Eventually true followers of Jesus will hear the voice of their Shepherd leading them home. Eventually Abba’s children will hear the call of their father. Eventually this desert will cause thirst, dehydration and death. I pray we have grace to be set apart even as he is set apart. Let’s follow in the steps of our Lord and others who have counted the riches of ‘Egypt’ as nothing compared to the true riches of the kingdom (see Hebrews 11:26). I pray this ‘exodus’ happens soon. After all, it was in the wilderness that Yahweh taught his children how to live a life of holy trust. We are already in a desert, but what are we learning? Wind, Breath, Spirit of God come and blow our weary vessels across this barren materialistic desert.

my tribute to facebook

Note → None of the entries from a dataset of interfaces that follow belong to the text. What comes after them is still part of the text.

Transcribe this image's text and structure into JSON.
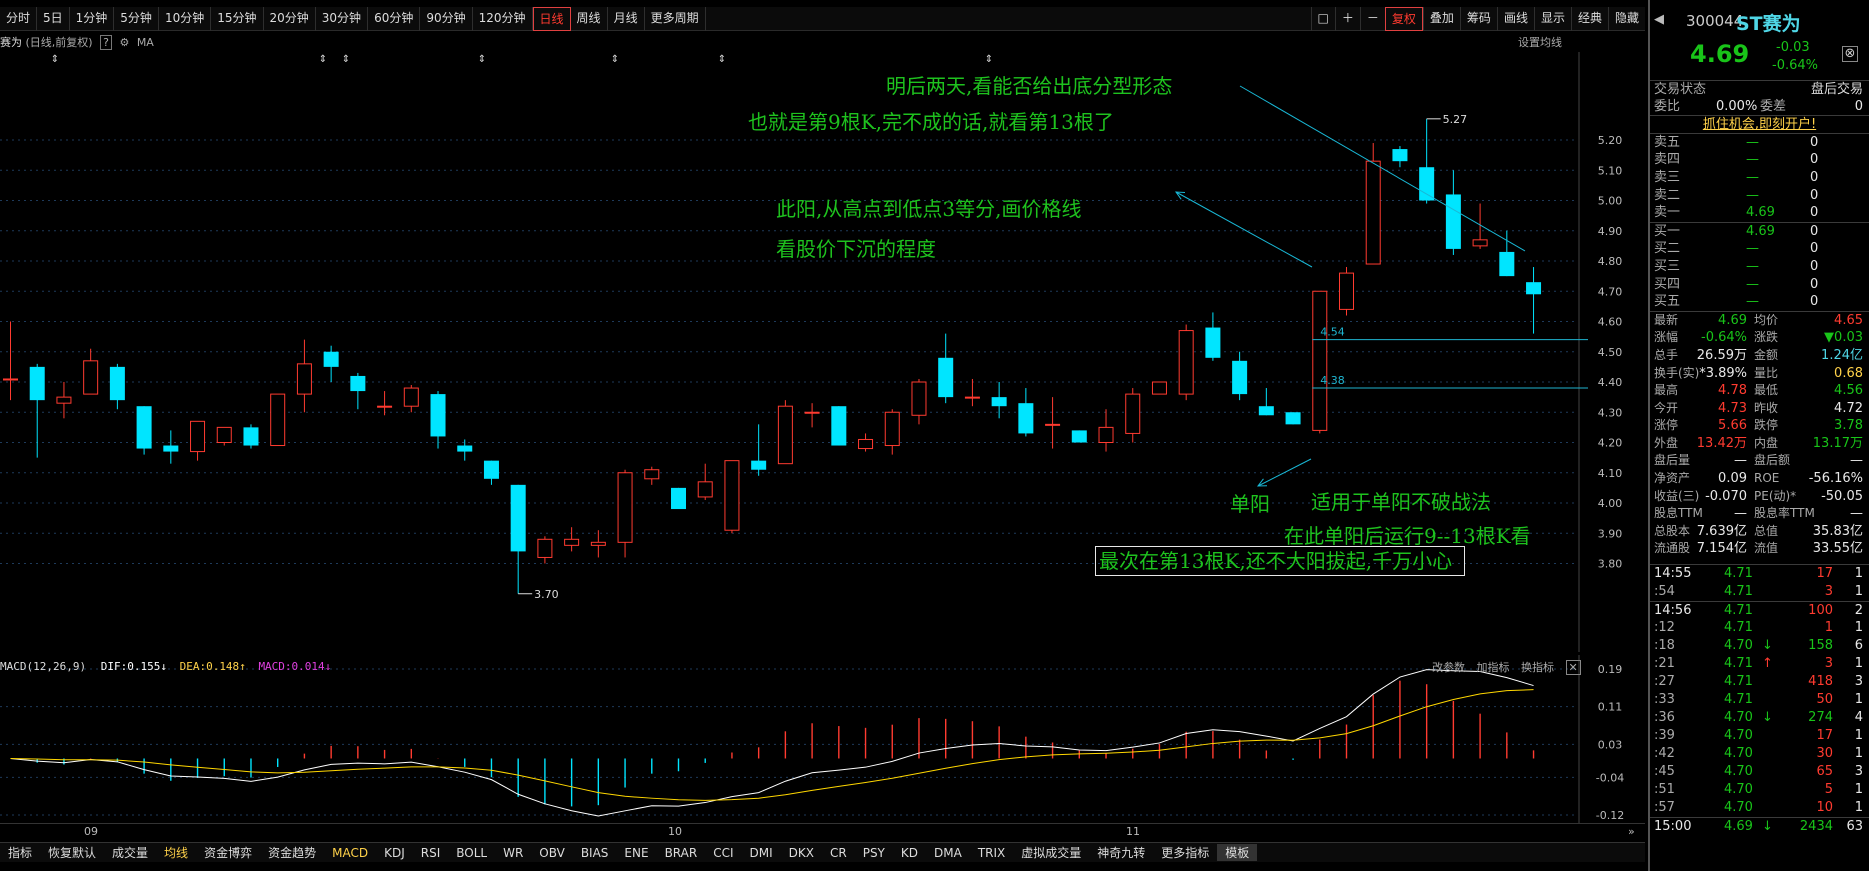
{
  "toolbar": {
    "periods": [
      "分时",
      "5日",
      "1分钟",
      "5分钟",
      "10分钟",
      "15分钟",
      "20分钟",
      "30分钟",
      "60分钟",
      "90分钟",
      "120分钟",
      "日线",
      "周线",
      "月线",
      "更多周期"
    ],
    "active_period": "日线",
    "tools": [
      "复权",
      "叠加",
      "筹码",
      "画线",
      "显示",
      "经典",
      "隐藏"
    ]
  },
  "chart_header": {
    "name": "赛为",
    "mode": "(日线,前复权)",
    "help": "?",
    "ma": "MA",
    "set_ma": "设置均线"
  },
  "price_axis": [
    "5.20",
    "5.10",
    "5.00",
    "4.90",
    "4.80",
    "4.70",
    "4.60",
    "4.50",
    "4.40",
    "4.30",
    "4.20",
    "4.10",
    "4.00",
    "3.90",
    "3.80"
  ],
  "price_markers": {
    "high": "5.27",
    "low": "3.70",
    "line1": "4.54",
    "line2": "4.38"
  },
  "notes": {
    "n1": "明后两天,看能否给出底分型形态",
    "n2": "也就是第9根K,完不成的话,就看第13根了",
    "n3": "此阳,从高点到低点3等分,画价格线",
    "n4": "看股价下沉的程度",
    "n5": "单阳",
    "n6": "适用于单阳不破战法",
    "n7": "在此单阳后运行9--13根K看",
    "n8": "最次在第13根K,还不大阳拔起,千万小心"
  },
  "macd": {
    "title": "MACD(12,26,9)",
    "dif": "DIF:0.155",
    "dea": "DEA:0.148",
    "macd": "MACD:0.014",
    "buttons": [
      "改参数",
      "加指标",
      "换指标"
    ],
    "axis": [
      "0.19",
      "0.11",
      "0.03",
      "-0.04",
      "-0.12"
    ]
  },
  "dates": [
    "09",
    "10",
    "11"
  ],
  "indicator_tabs": [
    "指标",
    "恢复默认",
    "成交量",
    "均线",
    "资金博弈",
    "资金趋势",
    "MACD",
    "KDJ",
    "RSI",
    "BOLL",
    "WR",
    "OBV",
    "BIAS",
    "ENE",
    "BRAR",
    "CCI",
    "DMI",
    "DKX",
    "CR",
    "PSY",
    "KD",
    "DMA",
    "TRIX",
    "虚拟成交量",
    "神奇九转",
    "更多指标",
    "模板"
  ],
  "stock": {
    "code": "300044",
    "name": "ST赛为",
    "price": "4.69",
    "change": "-0.03",
    "change_pct": "-0.64%"
  },
  "trade_state": {
    "label": "交易状态",
    "value": "盘后交易"
  },
  "weibi": {
    "label": "委比",
    "value": "0.00%",
    "label2": "委差",
    "value2": "0"
  },
  "promo": "抓住机会,即刻开户!",
  "asks": [
    {
      "l": "卖五",
      "p": "—",
      "v": "0"
    },
    {
      "l": "卖四",
      "p": "—",
      "v": "0"
    },
    {
      "l": "卖三",
      "p": "—",
      "v": "0"
    },
    {
      "l": "卖二",
      "p": "—",
      "v": "0"
    },
    {
      "l": "卖一",
      "p": "4.69",
      "v": "0"
    }
  ],
  "bids": [
    {
      "l": "买一",
      "p": "4.69",
      "v": "0"
    },
    {
      "l": "买二",
      "p": "—",
      "v": "0"
    },
    {
      "l": "买三",
      "p": "—",
      "v": "0"
    },
    {
      "l": "买四",
      "p": "—",
      "v": "0"
    },
    {
      "l": "买五",
      "p": "—",
      "v": "0"
    }
  ],
  "stats": [
    {
      "a": "最新",
      "b": "4.69",
      "bc": "g",
      "c": "均价",
      "d": "4.65",
      "dc": "r"
    },
    {
      "a": "涨幅",
      "b": "-0.64%",
      "bc": "g",
      "c": "涨跌",
      "d": "▼0.03",
      "dc": "g"
    },
    {
      "a": "总手",
      "b": "26.59万",
      "bc": "w",
      "c": "金额",
      "d": "1.24亿",
      "dc": "c"
    },
    {
      "a": "换手(实)",
      "b": "*3.89%",
      "bc": "w",
      "c": "量比",
      "d": "0.68",
      "dc": "y"
    },
    {
      "a": "最高",
      "b": "4.78",
      "bc": "r",
      "c": "最低",
      "d": "4.56",
      "dc": "g"
    },
    {
      "a": "今开",
      "b": "4.73",
      "bc": "r",
      "c": "昨收",
      "d": "4.72",
      "dc": "w"
    },
    {
      "a": "涨停",
      "b": "5.66",
      "bc": "r",
      "c": "跌停",
      "d": "3.78",
      "dc": "g"
    },
    {
      "a": "外盘",
      "b": "13.42万",
      "bc": "r",
      "c": "内盘",
      "d": "13.17万",
      "dc": "g"
    },
    {
      "a": "盘后量",
      "b": "—",
      "bc": "w",
      "c": "盘后额",
      "d": "—",
      "dc": "w"
    },
    {
      "a": "净资产",
      "b": "0.09",
      "bc": "w",
      "c": "ROE",
      "d": "-56.16%",
      "dc": "w"
    },
    {
      "a": "收益(三)",
      "b": "-0.070",
      "bc": "w",
      "c": "PE(动)*",
      "d": "-50.05",
      "dc": "w"
    },
    {
      "a": "股息TTM",
      "b": "—",
      "bc": "w",
      "c": "股息率TTM",
      "d": "—",
      "dc": "w"
    },
    {
      "a": "总股本",
      "b": "7.639亿",
      "bc": "w",
      "c": "总值",
      "d": "35.83亿",
      "dc": "w"
    },
    {
      "a": "流通股",
      "b": "7.154亿",
      "bc": "w",
      "c": "流值",
      "d": "33.55亿",
      "dc": "w"
    }
  ],
  "ticks": [
    {
      "t": "14:55",
      "p": "4.71",
      "v": "17",
      "n": "1",
      "vc": "r",
      "arrow": ""
    },
    {
      "t": ":54",
      "p": "4.71",
      "v": "3",
      "n": "1",
      "vc": "r",
      "arrow": ""
    },
    {
      "t": "14:56",
      "p": "4.71",
      "v": "100",
      "n": "2",
      "vc": "r",
      "arrow": ""
    },
    {
      "t": ":12",
      "p": "4.71",
      "v": "1",
      "n": "1",
      "vc": "r",
      "arrow": ""
    },
    {
      "t": ":18",
      "p": "4.70",
      "v": "158",
      "n": "6",
      "vc": "g",
      "arrow": "↓"
    },
    {
      "t": ":21",
      "p": "4.71",
      "v": "3",
      "n": "1",
      "vc": "r",
      "arrow": "↑"
    },
    {
      "t": ":27",
      "p": "4.71",
      "v": "418",
      "n": "3",
      "vc": "r",
      "arrow": ""
    },
    {
      "t": ":33",
      "p": "4.71",
      "v": "50",
      "n": "1",
      "vc": "r",
      "arrow": ""
    },
    {
      "t": ":36",
      "p": "4.70",
      "v": "274",
      "n": "4",
      "vc": "g",
      "arrow": "↓"
    },
    {
      "t": ":39",
      "p": "4.70",
      "v": "17",
      "n": "1",
      "vc": "r",
      "arrow": ""
    },
    {
      "t": ":42",
      "p": "4.70",
      "v": "30",
      "n": "1",
      "vc": "r",
      "arrow": ""
    },
    {
      "t": ":45",
      "p": "4.70",
      "v": "65",
      "n": "3",
      "vc": "r",
      "arrow": ""
    },
    {
      "t": ":51",
      "p": "4.70",
      "v": "5",
      "n": "1",
      "vc": "r",
      "arrow": ""
    },
    {
      "t": ":57",
      "p": "4.70",
      "v": "10",
      "n": "1",
      "vc": "r",
      "arrow": ""
    },
    {
      "t": "15:00",
      "p": "4.69",
      "v": "2434",
      "n": "63",
      "vc": "g",
      "arrow": "↓"
    }
  ],
  "colors": {
    "up": "#ff3b30",
    "down": "#00e5ff",
    "dif": "#ffffff",
    "dea": "#ffd700",
    "grid": "#1e3a5a",
    "arrow": "#19b8d6"
  },
  "chart_data": {
    "type": "candlestick",
    "price_range": [
      3.7,
      5.27
    ],
    "candles": [
      {
        "o": 4.41,
        "c": 4.41,
        "h": 4.6,
        "l": 4.34
      },
      {
        "o": 4.45,
        "c": 4.34,
        "h": 4.46,
        "l": 4.15
      },
      {
        "o": 4.33,
        "c": 4.35,
        "h": 4.4,
        "l": 4.28
      },
      {
        "o": 4.36,
        "c": 4.47,
        "h": 4.51,
        "l": 4.36
      },
      {
        "o": 4.45,
        "c": 4.34,
        "h": 4.46,
        "l": 4.31
      },
      {
        "o": 4.32,
        "c": 4.18,
        "h": 4.32,
        "l": 4.16
      },
      {
        "o": 4.19,
        "c": 4.17,
        "h": 4.24,
        "l": 4.13
      },
      {
        "o": 4.17,
        "c": 4.27,
        "h": 4.27,
        "l": 4.14
      },
      {
        "o": 4.2,
        "c": 4.25,
        "h": 4.25,
        "l": 4.19
      },
      {
        "o": 4.25,
        "c": 4.19,
        "h": 4.26,
        "l": 4.18
      },
      {
        "o": 4.19,
        "c": 4.36,
        "h": 4.36,
        "l": 4.19
      },
      {
        "o": 4.36,
        "c": 4.46,
        "h": 4.54,
        "l": 4.3
      },
      {
        "o": 4.5,
        "c": 4.45,
        "h": 4.52,
        "l": 4.4
      },
      {
        "o": 4.42,
        "c": 4.37,
        "h": 4.43,
        "l": 4.31
      },
      {
        "o": 4.32,
        "c": 4.32,
        "h": 4.37,
        "l": 4.29
      },
      {
        "o": 4.32,
        "c": 4.38,
        "h": 4.39,
        "l": 4.3
      },
      {
        "o": 4.36,
        "c": 4.22,
        "h": 4.37,
        "l": 4.18
      },
      {
        "o": 4.19,
        "c": 4.17,
        "h": 4.21,
        "l": 4.14
      },
      {
        "o": 4.14,
        "c": 4.08,
        "h": 4.14,
        "l": 4.06
      },
      {
        "o": 4.06,
        "c": 3.84,
        "h": 4.06,
        "l": 3.7
      },
      {
        "o": 3.82,
        "c": 3.88,
        "h": 3.89,
        "l": 3.8
      },
      {
        "o": 3.86,
        "c": 3.88,
        "h": 3.92,
        "l": 3.84
      },
      {
        "o": 3.86,
        "c": 3.87,
        "h": 3.91,
        "l": 3.82
      },
      {
        "o": 3.87,
        "c": 4.1,
        "h": 4.11,
        "l": 3.82
      },
      {
        "o": 4.08,
        "c": 4.11,
        "h": 4.12,
        "l": 4.06
      },
      {
        "o": 4.05,
        "c": 3.98,
        "h": 4.05,
        "l": 3.98
      },
      {
        "o": 4.02,
        "c": 4.07,
        "h": 4.13,
        "l": 4.01
      },
      {
        "o": 3.91,
        "c": 4.14,
        "h": 4.14,
        "l": 3.9
      },
      {
        "o": 4.14,
        "c": 4.11,
        "h": 4.26,
        "l": 4.09
      },
      {
        "o": 4.13,
        "c": 4.32,
        "h": 4.34,
        "l": 4.13
      },
      {
        "o": 4.3,
        "c": 4.3,
        "h": 4.33,
        "l": 4.25
      },
      {
        "o": 4.32,
        "c": 4.19,
        "h": 4.32,
        "l": 4.19
      },
      {
        "o": 4.18,
        "c": 4.21,
        "h": 4.23,
        "l": 4.17
      },
      {
        "o": 4.19,
        "c": 4.3,
        "h": 4.31,
        "l": 4.16
      },
      {
        "o": 4.29,
        "c": 4.4,
        "h": 4.41,
        "l": 4.26
      },
      {
        "o": 4.48,
        "c": 4.35,
        "h": 4.56,
        "l": 4.33
      },
      {
        "o": 4.35,
        "c": 4.35,
        "h": 4.41,
        "l": 4.32
      },
      {
        "o": 4.35,
        "c": 4.32,
        "h": 4.4,
        "l": 4.28
      },
      {
        "o": 4.33,
        "c": 4.23,
        "h": 4.38,
        "l": 4.22
      },
      {
        "o": 4.26,
        "c": 4.26,
        "h": 4.35,
        "l": 4.18
      },
      {
        "o": 4.24,
        "c": 4.2,
        "h": 4.24,
        "l": 4.2
      },
      {
        "o": 4.2,
        "c": 4.25,
        "h": 4.31,
        "l": 4.17
      },
      {
        "o": 4.23,
        "c": 4.36,
        "h": 4.38,
        "l": 4.2
      },
      {
        "o": 4.36,
        "c": 4.4,
        "h": 4.4,
        "l": 4.36
      },
      {
        "o": 4.36,
        "c": 4.57,
        "h": 4.59,
        "l": 4.34
      },
      {
        "o": 4.58,
        "c": 4.48,
        "h": 4.63,
        "l": 4.47
      },
      {
        "o": 4.47,
        "c": 4.36,
        "h": 4.5,
        "l": 4.34
      },
      {
        "o": 4.32,
        "c": 4.29,
        "h": 4.38,
        "l": 4.29
      },
      {
        "o": 4.3,
        "c": 4.26,
        "h": 4.3,
        "l": 4.26
      },
      {
        "o": 4.24,
        "c": 4.7,
        "h": 4.7,
        "l": 4.23
      },
      {
        "o": 4.64,
        "c": 4.76,
        "h": 4.78,
        "l": 4.62
      },
      {
        "o": 4.79,
        "c": 5.13,
        "h": 5.19,
        "l": 4.8
      },
      {
        "o": 5.17,
        "c": 5.13,
        "h": 5.18,
        "l": 5.11
      },
      {
        "o": 5.11,
        "c": 5.0,
        "h": 5.27,
        "l": 4.99
      },
      {
        "o": 5.02,
        "c": 4.84,
        "h": 5.1,
        "l": 4.82
      },
      {
        "o": 4.85,
        "c": 4.87,
        "h": 4.99,
        "l": 4.84
      },
      {
        "o": 4.83,
        "c": 4.75,
        "h": 4.9,
        "l": 4.75
      },
      {
        "o": 4.73,
        "c": 4.69,
        "h": 4.78,
        "l": 4.56
      }
    ],
    "macd_axis": [
      -0.12,
      0.19
    ]
  }
}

How many friends do you have? I have 511. Isn’t it great to be so connected? Isn’t it great to never be alone? I wonder what I have missed in the last 30 minutes, I better check the news feed. Something major just happened in my life I better puke it up via mobile so all my friends can know.
We live out this illusion every day. We are afraid to be alone with God because he might actually speak to us. We sit in front of a screen living a virtual life of friendship while our actual ability to love another human being slowly diminshes. We have taken the sacredness out of life by downsizing everything to a generic post online.

Fakebook, what have you done to my soul? Fakebook what have you done to our society? Fakebook, will you always be there for me?

If we spent half the time we spend on facebook in prayer, service or worship we would find ourselves more deeply connected. If we visited face to face we would quickly realize how cheapened relationships have become by overuse of facebook.